The present habitual ...mar bím tuirseach should be used here. Tá mé tuirseach is a simple statement of fact at the present moment, but codlaím is a habitual action. Imagine codlaím was qualified temporally and the sentence was, Codlaím gach oíche mar tá mé tuirseach. This sentence would clearly be nonsense because it's translation is "I sleep every night because I'm tired (right now)." Bím tuirseach fits in much better because it's meaning is roughly "I'm tired (every night)." This remains true even if there's no explicit temporal adverb, because of the habitual aspect inherent in codlaím and bím but absent from tá mé
so, Taim means I am ,when it is the subject of the sentence ? and here, it is TA ME because( i think) the meaning is ( more or less) : to me the tiredness ( if tiredness exists in English) I mean :the construction of the sentence is : the fact of being tired is mine. If it is not so, then i don't understand the TA ME instead of TAIM. Gaelic is really an interesting language which requires a different way of thinking , especially for those of us who speak Romance languages.
There is no difference between "tá mé" and "táim", I assume the development of the latter, where the pronoun is subsumed into the verb, allowed for efficiency of speech.
'tuirseach' is an adjective (tired). Having said that, I think the far more common expression used to complete this sentence would be, ...mar tá tuirse orm. (Tiredness is on me). The irish adjective 'tuirseach' is more commonly used to modify a noun - he is a tired/weary man.
tá tuirse orm is not in any way "far more common" than tá mé tuirseach, especially when tuirseach is combined with intensifiers like tuirseach traochta.
While many states that use a predicative adjective in English are expressed using a noun and a preposition in Irish, tuirseach is one example where the predicative adjective construction is very widely used.
"Táim" is exactly the same as "tá mé"; Táim is called the "synthetic" form of tá mé. The default word order of Irish is Verb-Subject-Object, so you can safely assume that if there is a pronoun directly after the verb, that pronoun is the subject of the sentence.
I think so too which is why I wish they would give literal translations as well as English equivalents. I think when you know the literal translation, you will eventually think that way, especially with prepositions, and it will help you know when to use that preposition in other instances...just my thoughts anyway, and now there seems to no one here to constantly argue with me so I get to express them.

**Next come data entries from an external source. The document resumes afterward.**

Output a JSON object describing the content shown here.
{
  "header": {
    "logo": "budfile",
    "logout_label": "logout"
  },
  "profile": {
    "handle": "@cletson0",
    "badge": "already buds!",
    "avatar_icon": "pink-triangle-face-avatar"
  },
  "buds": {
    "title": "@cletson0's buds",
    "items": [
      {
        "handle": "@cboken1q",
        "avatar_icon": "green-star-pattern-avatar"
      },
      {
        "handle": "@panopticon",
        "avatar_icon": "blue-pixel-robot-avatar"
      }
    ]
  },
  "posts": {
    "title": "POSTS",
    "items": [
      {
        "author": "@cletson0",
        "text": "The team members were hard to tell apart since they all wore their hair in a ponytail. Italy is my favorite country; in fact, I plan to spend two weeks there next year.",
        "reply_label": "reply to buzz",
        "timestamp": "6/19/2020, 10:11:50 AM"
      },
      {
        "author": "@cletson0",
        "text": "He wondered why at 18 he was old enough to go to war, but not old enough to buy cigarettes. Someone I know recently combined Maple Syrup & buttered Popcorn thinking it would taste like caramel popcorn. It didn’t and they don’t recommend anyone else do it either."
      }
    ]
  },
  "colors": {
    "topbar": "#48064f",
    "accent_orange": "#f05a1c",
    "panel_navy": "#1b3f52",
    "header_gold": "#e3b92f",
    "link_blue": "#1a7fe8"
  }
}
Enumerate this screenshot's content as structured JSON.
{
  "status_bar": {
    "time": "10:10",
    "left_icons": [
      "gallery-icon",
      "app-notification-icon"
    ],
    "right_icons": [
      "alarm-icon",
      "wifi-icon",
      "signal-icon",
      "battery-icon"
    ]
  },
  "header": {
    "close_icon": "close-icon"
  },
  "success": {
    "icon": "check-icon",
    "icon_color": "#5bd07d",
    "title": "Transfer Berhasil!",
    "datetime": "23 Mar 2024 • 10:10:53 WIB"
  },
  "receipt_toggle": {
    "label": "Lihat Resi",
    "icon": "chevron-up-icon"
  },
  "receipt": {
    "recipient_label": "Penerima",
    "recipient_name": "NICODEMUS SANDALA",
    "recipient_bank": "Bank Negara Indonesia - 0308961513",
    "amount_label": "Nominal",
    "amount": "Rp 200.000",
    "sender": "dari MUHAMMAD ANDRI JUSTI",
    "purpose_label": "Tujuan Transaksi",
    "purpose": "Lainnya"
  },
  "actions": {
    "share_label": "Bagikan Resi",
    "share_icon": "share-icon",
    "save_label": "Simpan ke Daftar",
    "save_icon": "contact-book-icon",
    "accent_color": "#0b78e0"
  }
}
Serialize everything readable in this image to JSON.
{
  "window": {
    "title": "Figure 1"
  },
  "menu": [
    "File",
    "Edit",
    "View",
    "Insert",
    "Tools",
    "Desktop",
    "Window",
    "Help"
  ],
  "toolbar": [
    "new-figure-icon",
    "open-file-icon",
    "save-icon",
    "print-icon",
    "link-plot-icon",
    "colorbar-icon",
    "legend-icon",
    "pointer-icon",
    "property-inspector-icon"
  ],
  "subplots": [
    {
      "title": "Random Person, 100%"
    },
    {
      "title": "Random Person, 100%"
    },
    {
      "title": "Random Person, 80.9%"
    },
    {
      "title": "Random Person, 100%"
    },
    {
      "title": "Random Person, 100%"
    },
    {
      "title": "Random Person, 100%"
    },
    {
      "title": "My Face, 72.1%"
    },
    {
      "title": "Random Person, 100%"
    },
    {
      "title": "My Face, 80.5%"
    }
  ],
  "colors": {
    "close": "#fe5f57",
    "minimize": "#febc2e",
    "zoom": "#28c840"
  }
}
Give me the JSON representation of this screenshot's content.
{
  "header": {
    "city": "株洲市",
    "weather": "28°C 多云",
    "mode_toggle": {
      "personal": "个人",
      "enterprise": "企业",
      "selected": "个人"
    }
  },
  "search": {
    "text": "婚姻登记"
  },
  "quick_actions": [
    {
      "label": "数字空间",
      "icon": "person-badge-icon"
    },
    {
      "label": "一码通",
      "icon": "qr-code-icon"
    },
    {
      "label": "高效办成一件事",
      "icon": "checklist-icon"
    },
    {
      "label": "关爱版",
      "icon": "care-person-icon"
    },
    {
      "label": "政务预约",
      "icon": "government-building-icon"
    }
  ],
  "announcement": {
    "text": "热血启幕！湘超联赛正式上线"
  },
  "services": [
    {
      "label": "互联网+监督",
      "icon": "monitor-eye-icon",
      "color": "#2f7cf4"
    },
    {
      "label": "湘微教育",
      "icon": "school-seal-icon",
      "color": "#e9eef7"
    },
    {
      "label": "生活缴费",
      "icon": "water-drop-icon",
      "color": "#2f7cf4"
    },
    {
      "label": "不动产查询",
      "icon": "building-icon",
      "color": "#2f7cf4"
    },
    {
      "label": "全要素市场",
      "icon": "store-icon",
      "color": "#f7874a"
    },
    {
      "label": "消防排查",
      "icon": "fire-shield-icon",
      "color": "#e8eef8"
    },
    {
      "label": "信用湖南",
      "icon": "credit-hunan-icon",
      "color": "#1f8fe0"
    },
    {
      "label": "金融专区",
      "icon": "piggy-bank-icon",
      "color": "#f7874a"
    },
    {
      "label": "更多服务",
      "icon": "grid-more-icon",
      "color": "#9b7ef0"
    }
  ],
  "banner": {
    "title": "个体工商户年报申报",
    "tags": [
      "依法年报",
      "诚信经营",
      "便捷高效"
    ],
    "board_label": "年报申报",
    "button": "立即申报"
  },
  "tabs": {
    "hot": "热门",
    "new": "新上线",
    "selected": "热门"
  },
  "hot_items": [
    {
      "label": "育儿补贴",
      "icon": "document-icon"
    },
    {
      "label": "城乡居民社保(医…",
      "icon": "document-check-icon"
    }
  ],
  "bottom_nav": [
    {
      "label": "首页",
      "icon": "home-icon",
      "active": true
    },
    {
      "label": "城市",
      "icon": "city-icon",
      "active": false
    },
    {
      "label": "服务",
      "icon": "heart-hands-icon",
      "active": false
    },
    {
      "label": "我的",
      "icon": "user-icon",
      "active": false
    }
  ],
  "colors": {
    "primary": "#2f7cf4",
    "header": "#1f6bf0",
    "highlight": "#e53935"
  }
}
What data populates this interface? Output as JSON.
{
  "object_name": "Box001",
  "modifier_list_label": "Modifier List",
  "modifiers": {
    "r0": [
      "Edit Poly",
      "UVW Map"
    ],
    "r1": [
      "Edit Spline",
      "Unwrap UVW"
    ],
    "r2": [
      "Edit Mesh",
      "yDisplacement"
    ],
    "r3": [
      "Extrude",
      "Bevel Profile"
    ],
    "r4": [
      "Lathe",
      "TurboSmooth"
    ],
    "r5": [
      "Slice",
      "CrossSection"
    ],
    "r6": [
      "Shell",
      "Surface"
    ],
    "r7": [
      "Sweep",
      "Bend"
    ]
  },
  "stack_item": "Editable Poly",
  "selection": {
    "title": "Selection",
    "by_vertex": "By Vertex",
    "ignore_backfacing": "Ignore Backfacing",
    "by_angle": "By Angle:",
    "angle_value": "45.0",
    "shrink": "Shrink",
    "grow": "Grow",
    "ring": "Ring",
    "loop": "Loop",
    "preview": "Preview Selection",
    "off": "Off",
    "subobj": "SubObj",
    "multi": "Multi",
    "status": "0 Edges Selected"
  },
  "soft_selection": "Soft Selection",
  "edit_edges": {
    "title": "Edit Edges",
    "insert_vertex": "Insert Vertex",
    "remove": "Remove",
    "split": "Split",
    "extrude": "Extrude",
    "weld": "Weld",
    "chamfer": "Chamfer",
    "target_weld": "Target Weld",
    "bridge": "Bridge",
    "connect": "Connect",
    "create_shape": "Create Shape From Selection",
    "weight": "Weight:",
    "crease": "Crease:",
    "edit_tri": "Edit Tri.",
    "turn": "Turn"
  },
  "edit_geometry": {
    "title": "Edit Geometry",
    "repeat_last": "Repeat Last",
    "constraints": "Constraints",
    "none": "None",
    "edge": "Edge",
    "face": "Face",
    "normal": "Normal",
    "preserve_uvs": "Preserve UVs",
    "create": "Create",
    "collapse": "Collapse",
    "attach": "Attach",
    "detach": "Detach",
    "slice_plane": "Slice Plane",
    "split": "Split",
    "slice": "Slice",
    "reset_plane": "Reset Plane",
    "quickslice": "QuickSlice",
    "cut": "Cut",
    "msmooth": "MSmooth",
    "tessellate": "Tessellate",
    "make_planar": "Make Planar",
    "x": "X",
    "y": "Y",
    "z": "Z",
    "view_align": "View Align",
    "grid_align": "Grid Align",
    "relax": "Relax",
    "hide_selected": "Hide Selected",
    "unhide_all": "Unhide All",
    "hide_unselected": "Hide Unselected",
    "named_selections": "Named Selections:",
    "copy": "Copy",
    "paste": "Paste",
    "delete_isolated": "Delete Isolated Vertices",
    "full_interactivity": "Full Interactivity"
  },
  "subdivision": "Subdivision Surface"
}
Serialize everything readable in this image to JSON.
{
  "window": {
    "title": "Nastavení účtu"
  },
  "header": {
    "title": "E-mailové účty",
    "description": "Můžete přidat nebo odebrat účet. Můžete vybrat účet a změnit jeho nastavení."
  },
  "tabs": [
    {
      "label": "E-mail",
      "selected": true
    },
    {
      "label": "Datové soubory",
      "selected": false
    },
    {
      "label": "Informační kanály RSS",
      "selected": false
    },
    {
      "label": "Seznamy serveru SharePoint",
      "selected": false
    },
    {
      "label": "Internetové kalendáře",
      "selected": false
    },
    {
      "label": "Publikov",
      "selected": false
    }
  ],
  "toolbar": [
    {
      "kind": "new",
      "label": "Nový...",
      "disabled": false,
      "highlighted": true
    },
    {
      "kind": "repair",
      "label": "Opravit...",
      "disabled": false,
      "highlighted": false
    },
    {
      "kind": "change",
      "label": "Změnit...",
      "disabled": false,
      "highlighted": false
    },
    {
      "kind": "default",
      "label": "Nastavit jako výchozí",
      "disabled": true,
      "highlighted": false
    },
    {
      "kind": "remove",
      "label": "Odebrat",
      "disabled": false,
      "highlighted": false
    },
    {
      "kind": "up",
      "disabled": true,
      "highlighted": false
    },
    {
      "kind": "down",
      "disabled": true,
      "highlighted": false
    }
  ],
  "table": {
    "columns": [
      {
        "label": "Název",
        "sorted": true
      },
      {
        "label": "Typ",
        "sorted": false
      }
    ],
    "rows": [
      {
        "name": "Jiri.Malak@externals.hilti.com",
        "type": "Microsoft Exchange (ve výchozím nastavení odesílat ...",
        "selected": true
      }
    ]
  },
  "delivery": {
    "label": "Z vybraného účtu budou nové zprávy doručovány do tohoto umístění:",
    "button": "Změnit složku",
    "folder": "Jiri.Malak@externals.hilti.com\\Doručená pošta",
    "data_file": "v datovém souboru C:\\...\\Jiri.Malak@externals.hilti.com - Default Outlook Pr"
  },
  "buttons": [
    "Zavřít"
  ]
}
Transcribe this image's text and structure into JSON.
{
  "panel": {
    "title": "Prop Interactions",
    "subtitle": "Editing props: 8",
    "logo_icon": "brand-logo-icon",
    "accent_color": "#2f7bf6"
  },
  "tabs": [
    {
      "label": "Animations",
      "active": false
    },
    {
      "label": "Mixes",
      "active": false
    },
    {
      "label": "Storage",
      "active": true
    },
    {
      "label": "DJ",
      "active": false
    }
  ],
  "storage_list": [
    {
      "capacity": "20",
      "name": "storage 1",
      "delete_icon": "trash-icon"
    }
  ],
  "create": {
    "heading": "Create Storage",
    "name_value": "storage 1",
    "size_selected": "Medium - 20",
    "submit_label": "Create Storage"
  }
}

So, I totally get your frustration. But, as a native, American English speaker,(with a knack for languages), but, unlike French, Spanish, and German, (which I find relatively easy) Gaelic is a little more difficult. (Ha! A lot more difficult!) The syntax is hard to translate. I decided to hit it head-on like a child learning a language. Don't overthink it. Repeat, repeat, repeat. Which, is how it seems, Duolingo teaches. Frankly, the best thing I ever did was to stop trying to translate literally(based on English, German, or "romance languages ".